── Dataset content

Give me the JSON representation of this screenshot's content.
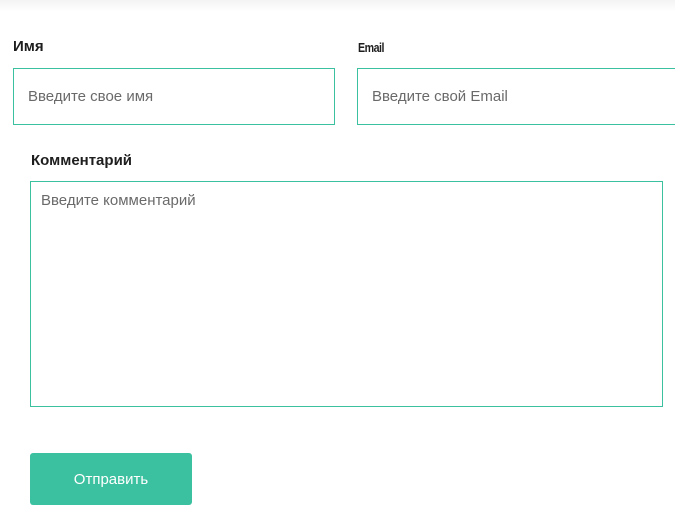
{
  "form": {
    "name": {
      "label": "Имя",
      "placeholder": "Введите свое имя",
      "value": ""
    },
    "email": {
      "label": "Email",
      "placeholder": "Введите свой Email",
      "value": ""
    },
    "comment": {
      "label": "Комментарий",
      "placeholder": "Введите комментарий",
      "value": ""
    },
    "submit_label": "Отправить"
  },
  "colors": {
    "accent": "#3cc1a0",
    "label_text": "#1e1e1e",
    "placeholder_text": "#6a6a6a",
    "button_text": "#ffffff"
  }
}
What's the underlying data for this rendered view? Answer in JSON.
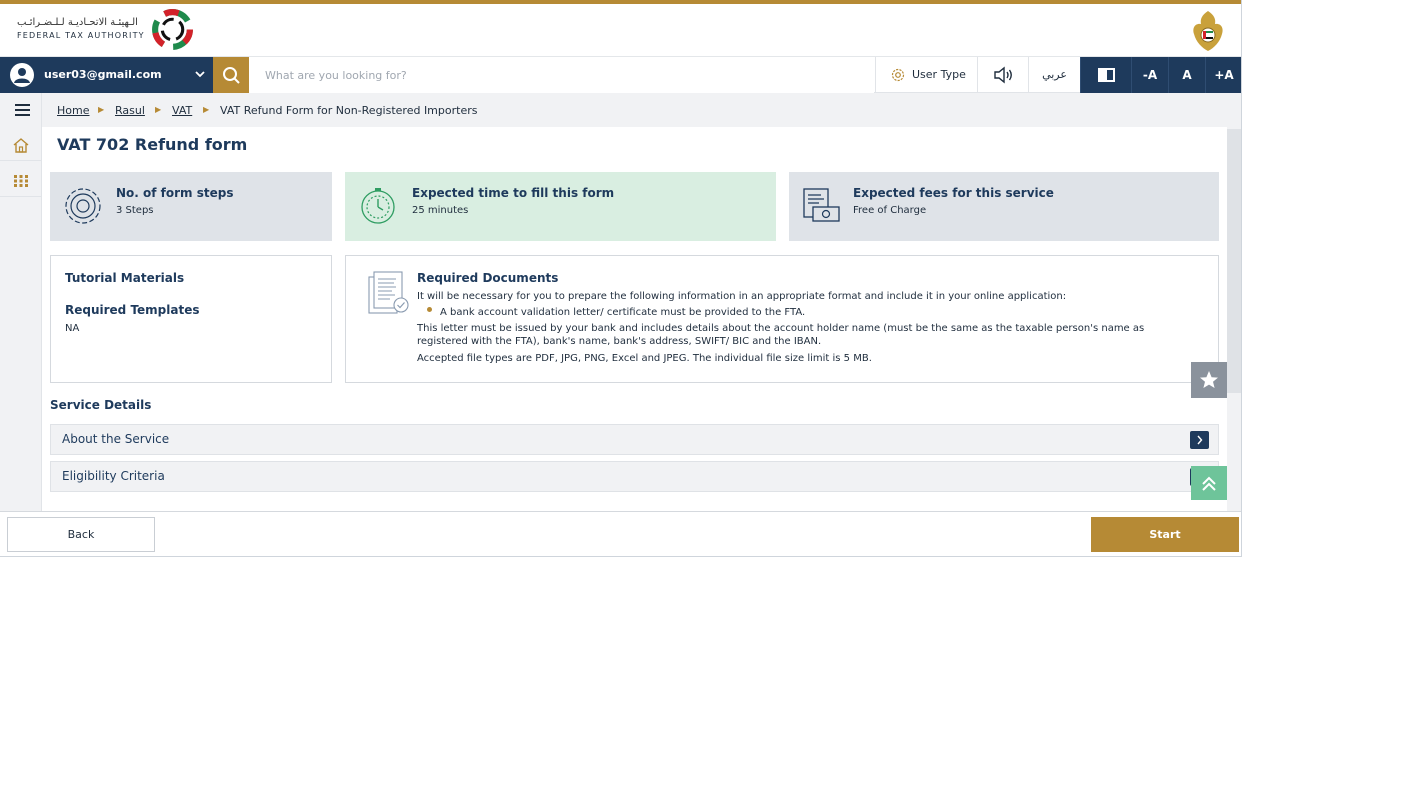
{
  "header": {
    "logo_arabic": "الـهيئـة الاتحـاديـة لـلـضـرائـب",
    "logo_english": "FEDERAL TAX AUTHORITY",
    "emblem_icon": "uae-emblem-icon"
  },
  "topbar": {
    "user_email": "user03@gmail.com",
    "search_placeholder": "What are you looking for?",
    "user_type_label": "User Type",
    "language_label": "عربي",
    "font_decrease": "-A",
    "font_reset": "A",
    "font_increase": "+A"
  },
  "breadcrumb": {
    "items": [
      "Home",
      "Rasul",
      "VAT"
    ],
    "current": "VAT Refund Form for Non-Registered Importers"
  },
  "page": {
    "title": "VAT 702 Refund form"
  },
  "cards": [
    {
      "title": "No. of form steps",
      "value": "3 Steps",
      "icon": "gear-icon"
    },
    {
      "title": "Expected time to fill this form",
      "value": "25 minutes",
      "icon": "stopwatch-icon"
    },
    {
      "title": "Expected fees for this service",
      "value": "Free of Charge",
      "icon": "invoice-cash-icon"
    }
  ],
  "tutorial": {
    "title": "Tutorial Materials",
    "templates_title": "Required Templates",
    "templates_value": "NA"
  },
  "required_docs": {
    "title": "Required Documents",
    "intro": "It will be necessary for you to prepare the following information in an appropriate format and include it in your online application:",
    "bullet": "A bank account validation letter/ certificate must be provided to the FTA.",
    "note_line1": "This letter must be issued by your bank and includes details about the account holder name (must be the same as the taxable person's name as",
    "note_line2": "registered with the FTA), bank's name, bank's address, SWIFT/ BIC and the IBAN.",
    "file_types": "Accepted file types are PDF, JPG, PNG, Excel and JPEG. The individual file size limit is 5 MB."
  },
  "service_details": {
    "title": "Service Details",
    "sections": [
      "About the Service",
      "Eligibility Criteria"
    ]
  },
  "footer": {
    "back_label": "Back",
    "start_label": "Start"
  },
  "colors": {
    "navy": "#1e3a5c",
    "gold": "#b68a35",
    "card_grey": "#dfe3e8",
    "card_green": "#d9eee1"
  }
}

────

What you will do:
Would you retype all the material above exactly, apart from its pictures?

Solution to the problem:
Give me the JSON representation of this screenshot's content.
{
  "form": {
    "name": {
      "label": "Имя",
      "placeholder": "Введите свое имя",
      "value": ""
    },
    "email": {
      "label": "Email",
      "placeholder": "Введите свой Email",
      "value": ""
    },
    "comment": {
      "label": "Комментарий",
      "placeholder": "Введите комментарий",
      "value": ""
    },
    "submit_label": "Отправить"
  },
  "colors": {
    "accent": "#3cc1a0",
    "label_text": "#1e1e1e",
    "placeholder_text": "#6a6a6a",
    "button_text": "#ffffff"
  }
}
What's the underlying data for this rendered view? Answer in JSON.
{
  "header": {
    "logo_arabic": "الـهيئـة الاتحـاديـة لـلـضـرائـب",
    "logo_english": "FEDERAL TAX AUTHORITY",
    "emblem_icon": "uae-emblem-icon"
  },
  "topbar": {
    "user_email": "user03@gmail.com",
    "search_placeholder": "What are you looking for?",
    "user_type_label": "User Type",
    "language_label": "عربي",
    "font_decrease": "-A",
    "font_reset": "A",
    "font_increase": "+A"
  },
  "breadcrumb": {
    "items": [
      "Home",
      "Rasul",
      "VAT"
    ],
    "current": "VAT Refund Form for Non-Registered Importers"
  },
  "page": {
    "title": "VAT 702 Refund form"
  },
  "cards": [
    {
      "title": "No. of form steps",
      "value": "3 Steps",
      "icon": "gear-icon"
    },
    {
      "title": "Expected time to fill this form",
      "value": "25 minutes",
      "icon": "stopwatch-icon"
    },
    {
      "title": "Expected fees for this service",
      "value": "Free of Charge",
      "icon": "invoice-cash-icon"
    }
  ],
  "tutorial": {
    "title": "Tutorial Materials",
    "templates_title": "Required Templates",
    "templates_value": "NA"
  },
  "required_docs": {
    "title": "Required Documents",
    "intro": "It will be necessary for you to prepare the following information in an appropriate format and include it in your online application:",
    "bullet": "A bank account validation letter/ certificate must be provided to the FTA.",
    "note_line1": "This letter must be issued by your bank and includes details about the account holder name (must be the same as the taxable person's name as",
    "note_line2": "registered with the FTA), bank's name, bank's address, SWIFT/ BIC and the IBAN.",
    "file_types": "Accepted file types are PDF, JPG, PNG, Excel and JPEG. The individual file size limit is 5 MB."
  },
  "service_details": {
    "title": "Service Details",
    "sections": [
      "About the Service",
      "Eligibility Criteria"
    ]
  },
  "footer": {
    "back_label": "Back",
    "start_label": "Start"
  },
  "colors": {
    "navy": "#1e3a5c",
    "gold": "#b68a35",
    "card_grey": "#dfe3e8",
    "card_green": "#d9eee1"
  }
}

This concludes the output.